INSTRUCTIONS TO FOLLOW:
Go through the records and count every line that holds "title". Only the number belongs in the reply.

RECORD SET:
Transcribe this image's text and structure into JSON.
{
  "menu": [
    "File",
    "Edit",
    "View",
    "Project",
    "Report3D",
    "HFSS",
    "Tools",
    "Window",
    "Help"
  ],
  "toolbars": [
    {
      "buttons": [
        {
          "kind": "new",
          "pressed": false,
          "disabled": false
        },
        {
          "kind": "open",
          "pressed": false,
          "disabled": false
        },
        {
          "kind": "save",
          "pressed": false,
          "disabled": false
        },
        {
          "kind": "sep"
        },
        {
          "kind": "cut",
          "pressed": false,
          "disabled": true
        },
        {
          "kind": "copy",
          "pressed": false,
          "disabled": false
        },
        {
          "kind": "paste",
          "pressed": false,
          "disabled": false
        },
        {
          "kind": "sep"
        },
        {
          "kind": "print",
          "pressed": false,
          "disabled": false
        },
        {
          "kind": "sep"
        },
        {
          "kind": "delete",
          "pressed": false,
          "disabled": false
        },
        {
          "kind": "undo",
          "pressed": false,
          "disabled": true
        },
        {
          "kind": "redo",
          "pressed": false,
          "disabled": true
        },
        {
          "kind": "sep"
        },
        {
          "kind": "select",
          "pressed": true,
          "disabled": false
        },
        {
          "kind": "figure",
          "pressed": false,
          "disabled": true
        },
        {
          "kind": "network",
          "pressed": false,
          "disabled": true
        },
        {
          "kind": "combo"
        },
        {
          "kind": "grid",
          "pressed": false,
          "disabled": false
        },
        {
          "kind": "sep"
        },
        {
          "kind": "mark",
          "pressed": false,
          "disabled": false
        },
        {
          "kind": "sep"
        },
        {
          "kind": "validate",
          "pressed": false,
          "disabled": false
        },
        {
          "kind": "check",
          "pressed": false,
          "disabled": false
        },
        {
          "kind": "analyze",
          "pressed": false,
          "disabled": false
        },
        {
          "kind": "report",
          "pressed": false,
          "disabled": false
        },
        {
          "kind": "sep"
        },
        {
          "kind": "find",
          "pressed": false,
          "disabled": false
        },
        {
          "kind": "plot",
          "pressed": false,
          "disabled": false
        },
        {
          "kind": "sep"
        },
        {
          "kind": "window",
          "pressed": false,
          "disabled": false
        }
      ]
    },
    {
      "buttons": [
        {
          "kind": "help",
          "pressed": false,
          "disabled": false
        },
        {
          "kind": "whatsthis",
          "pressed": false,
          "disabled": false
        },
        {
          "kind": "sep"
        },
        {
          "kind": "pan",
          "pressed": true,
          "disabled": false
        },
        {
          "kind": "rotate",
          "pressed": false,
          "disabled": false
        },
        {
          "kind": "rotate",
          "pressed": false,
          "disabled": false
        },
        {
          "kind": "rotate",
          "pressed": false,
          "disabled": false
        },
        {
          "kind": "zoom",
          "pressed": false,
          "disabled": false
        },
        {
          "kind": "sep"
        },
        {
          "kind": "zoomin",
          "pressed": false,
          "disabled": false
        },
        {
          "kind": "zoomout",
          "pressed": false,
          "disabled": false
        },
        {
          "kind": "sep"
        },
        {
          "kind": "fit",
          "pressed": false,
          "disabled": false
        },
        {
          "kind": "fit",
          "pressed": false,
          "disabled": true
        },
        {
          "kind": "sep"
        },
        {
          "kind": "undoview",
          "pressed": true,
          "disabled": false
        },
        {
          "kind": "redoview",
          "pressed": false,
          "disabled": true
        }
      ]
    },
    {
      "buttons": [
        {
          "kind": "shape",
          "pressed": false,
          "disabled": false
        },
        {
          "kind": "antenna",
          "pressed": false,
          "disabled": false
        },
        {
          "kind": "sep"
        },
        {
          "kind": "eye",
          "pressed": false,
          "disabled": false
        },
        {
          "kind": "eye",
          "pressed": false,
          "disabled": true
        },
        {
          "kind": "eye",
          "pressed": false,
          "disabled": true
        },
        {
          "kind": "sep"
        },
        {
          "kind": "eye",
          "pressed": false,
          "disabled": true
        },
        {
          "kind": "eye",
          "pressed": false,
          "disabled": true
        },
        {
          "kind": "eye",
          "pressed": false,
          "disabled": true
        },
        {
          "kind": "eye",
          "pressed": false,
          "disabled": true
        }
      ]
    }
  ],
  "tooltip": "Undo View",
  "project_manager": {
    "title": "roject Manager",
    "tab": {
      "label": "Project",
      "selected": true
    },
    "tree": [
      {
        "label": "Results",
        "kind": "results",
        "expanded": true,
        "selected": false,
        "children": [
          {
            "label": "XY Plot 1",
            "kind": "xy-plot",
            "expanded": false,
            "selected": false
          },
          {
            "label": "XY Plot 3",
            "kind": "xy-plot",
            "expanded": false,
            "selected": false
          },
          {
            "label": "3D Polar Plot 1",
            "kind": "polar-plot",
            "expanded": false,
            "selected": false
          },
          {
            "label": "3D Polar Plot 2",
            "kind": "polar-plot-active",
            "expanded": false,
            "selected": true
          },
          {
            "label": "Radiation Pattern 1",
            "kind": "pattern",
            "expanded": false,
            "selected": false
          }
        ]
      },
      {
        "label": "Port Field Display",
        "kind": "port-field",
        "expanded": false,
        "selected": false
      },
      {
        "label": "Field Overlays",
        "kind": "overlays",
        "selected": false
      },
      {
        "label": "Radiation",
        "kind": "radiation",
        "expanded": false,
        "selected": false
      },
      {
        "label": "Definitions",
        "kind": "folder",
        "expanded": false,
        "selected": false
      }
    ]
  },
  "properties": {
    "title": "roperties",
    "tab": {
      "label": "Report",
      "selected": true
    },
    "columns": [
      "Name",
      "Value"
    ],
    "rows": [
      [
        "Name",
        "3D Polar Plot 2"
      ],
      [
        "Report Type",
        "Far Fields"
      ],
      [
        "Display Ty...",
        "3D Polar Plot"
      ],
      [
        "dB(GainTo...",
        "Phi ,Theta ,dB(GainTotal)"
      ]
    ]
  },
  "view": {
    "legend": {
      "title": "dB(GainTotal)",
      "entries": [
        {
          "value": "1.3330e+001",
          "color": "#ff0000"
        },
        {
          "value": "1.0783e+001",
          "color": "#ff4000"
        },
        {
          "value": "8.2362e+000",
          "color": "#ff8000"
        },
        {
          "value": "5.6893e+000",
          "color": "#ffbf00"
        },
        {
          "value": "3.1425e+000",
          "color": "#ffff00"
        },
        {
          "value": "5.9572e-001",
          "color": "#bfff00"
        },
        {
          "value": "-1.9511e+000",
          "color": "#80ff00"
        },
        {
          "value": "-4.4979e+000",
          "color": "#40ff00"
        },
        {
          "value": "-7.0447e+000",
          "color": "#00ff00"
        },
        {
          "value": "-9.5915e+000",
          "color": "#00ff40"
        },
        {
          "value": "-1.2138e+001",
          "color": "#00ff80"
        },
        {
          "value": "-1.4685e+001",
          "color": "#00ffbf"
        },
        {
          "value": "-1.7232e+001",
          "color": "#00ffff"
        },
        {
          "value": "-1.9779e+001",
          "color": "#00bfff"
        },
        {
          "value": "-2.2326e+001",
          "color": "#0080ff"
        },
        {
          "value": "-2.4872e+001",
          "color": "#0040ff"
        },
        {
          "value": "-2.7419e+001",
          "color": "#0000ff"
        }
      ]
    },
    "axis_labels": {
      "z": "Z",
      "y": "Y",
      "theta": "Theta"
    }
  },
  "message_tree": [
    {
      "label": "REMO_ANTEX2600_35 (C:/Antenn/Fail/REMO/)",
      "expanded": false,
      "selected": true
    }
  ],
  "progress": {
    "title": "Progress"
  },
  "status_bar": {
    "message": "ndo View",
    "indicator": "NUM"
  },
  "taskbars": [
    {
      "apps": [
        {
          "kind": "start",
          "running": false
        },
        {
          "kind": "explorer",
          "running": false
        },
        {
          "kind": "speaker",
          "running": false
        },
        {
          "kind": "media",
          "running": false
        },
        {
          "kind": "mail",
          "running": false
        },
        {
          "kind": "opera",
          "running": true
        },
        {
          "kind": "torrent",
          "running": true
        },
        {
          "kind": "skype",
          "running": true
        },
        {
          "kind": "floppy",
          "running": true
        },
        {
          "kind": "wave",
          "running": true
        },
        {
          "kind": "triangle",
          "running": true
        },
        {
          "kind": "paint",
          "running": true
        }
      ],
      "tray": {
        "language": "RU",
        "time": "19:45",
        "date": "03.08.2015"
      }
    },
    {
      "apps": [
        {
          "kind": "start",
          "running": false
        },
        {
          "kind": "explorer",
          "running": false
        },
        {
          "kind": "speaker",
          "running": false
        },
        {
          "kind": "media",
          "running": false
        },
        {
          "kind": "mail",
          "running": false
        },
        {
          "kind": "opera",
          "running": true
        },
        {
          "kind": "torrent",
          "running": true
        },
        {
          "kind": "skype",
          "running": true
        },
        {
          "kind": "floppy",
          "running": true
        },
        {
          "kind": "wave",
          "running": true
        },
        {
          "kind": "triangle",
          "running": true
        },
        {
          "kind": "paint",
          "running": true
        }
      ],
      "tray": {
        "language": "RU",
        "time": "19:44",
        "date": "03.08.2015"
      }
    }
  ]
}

RESPONSE TO THE EXERCISE:
4